There are only two ways to get a coerulea out of those lines. The first is to breed them back to a coerulea and even that does not always work. The second is to breed with a coerulea or non-coerulea that has genetics for turning off Anthocyanin production.
I'm currently tracking two groups of coeruleas that appear to have the same mutation and as a result are compatible when breeding:
- standard coerulea violacea
- coerulea pulcherrima
- some alba equestris cultivars
- indigo violacea
- coerulea bellina
- equestris v cyanochilus
This creates a really big divide between pulcherrima crosses and indigo violacea crosses.
I suspect the new coerulea tetraspis/speciosa and lueddemanniana are going to go into group 2 based on the early crosses I have seen. But I don't have enough data yet to really confirm that. It's always possible that these have completely different mutations and they will fall out of group 1 and 2 completely.
Mituo's coerulea crosses that are coming out of Dragon Tree Eagle appear to be in group 1. It appears to be a case where Dragon Tree Eagle has a tendency to throw the mutation that gives you a coerulea and then when you add standard coerulea violacea into the mix you get more stable coeruleas.
Only recently have I been able to develop coerulea crosses where Group 1 and 2 coeruleas can be successfully bred together. I have multiple things I'm working on with coeruleas, but one big chunk of the current work that I'm doing is related coming up with techniques that will allow for breeding between the two groups of coeruleas.
Sorry for the long response. But hopefully the some of the extra context is helpful.
Posted: Tue Jul 16, 2019 11:42 am
That’s absolutely helpful. Thank you for allowing the tangent in your thread.
It’s difficult for me to resist wanting to use an f1 or F2 cross because like you said, it’s probably already set to correct some of those pathways. It’s also amazing how that gene(s) might not become permanent in such focused breeding.

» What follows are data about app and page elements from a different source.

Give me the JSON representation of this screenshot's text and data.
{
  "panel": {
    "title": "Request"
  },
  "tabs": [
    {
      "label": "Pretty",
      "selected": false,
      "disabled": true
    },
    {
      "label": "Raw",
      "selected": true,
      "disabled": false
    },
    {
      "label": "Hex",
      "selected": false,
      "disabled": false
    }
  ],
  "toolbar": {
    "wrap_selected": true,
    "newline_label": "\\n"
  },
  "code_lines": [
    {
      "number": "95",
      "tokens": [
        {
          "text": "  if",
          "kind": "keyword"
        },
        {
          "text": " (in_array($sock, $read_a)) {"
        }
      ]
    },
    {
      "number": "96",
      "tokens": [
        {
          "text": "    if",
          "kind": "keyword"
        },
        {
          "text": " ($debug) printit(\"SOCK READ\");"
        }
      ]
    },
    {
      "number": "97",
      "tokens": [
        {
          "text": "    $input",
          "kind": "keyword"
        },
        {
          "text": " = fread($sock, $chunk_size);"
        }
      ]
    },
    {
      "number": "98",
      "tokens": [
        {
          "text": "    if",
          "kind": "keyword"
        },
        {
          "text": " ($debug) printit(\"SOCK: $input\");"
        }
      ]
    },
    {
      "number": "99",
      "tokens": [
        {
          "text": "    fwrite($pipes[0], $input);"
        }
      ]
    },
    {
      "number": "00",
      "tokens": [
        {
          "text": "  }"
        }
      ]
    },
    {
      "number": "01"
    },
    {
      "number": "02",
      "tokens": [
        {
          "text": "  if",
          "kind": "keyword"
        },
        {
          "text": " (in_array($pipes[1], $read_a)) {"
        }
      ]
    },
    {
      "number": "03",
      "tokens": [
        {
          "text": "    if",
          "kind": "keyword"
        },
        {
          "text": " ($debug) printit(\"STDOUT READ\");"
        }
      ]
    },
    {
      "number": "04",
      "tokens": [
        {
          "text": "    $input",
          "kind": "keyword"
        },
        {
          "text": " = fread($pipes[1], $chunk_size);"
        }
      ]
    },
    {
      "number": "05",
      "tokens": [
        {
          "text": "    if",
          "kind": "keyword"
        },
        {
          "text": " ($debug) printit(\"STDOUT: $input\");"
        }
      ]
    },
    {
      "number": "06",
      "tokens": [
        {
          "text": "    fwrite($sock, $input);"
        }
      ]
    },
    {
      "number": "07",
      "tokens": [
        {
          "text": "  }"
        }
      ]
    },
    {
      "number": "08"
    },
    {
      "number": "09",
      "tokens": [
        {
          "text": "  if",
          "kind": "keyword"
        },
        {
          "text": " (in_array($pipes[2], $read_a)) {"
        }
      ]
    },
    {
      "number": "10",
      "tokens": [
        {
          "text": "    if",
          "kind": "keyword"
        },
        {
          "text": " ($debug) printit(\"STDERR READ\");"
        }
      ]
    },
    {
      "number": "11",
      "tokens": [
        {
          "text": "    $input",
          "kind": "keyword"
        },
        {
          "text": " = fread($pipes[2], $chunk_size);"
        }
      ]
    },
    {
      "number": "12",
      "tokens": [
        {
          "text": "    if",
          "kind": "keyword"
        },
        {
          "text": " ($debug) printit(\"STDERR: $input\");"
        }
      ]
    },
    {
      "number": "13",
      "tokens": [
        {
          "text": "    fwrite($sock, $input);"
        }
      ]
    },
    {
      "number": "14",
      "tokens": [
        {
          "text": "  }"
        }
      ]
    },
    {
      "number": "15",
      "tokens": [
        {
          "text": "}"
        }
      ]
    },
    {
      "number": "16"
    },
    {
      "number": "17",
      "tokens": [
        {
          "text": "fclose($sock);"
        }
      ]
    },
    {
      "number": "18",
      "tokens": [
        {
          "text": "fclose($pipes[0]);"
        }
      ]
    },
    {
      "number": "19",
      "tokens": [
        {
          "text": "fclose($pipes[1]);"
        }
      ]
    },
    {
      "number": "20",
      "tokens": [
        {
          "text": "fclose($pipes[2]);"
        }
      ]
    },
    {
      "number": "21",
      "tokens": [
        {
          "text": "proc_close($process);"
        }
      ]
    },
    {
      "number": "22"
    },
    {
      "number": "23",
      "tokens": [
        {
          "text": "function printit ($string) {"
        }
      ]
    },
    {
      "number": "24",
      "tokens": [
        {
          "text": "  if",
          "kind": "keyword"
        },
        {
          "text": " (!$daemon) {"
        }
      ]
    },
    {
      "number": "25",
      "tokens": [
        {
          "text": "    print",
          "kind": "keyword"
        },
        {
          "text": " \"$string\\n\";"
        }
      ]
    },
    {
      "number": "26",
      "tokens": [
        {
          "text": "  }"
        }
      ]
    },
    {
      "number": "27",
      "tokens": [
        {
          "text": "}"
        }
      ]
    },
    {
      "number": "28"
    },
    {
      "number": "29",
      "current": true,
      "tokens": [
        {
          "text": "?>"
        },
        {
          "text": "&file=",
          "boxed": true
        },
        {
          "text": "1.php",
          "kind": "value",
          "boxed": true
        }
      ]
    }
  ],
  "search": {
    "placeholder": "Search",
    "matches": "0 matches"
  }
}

At any rate, I’m ready to add some more nice coeruleas to the collection!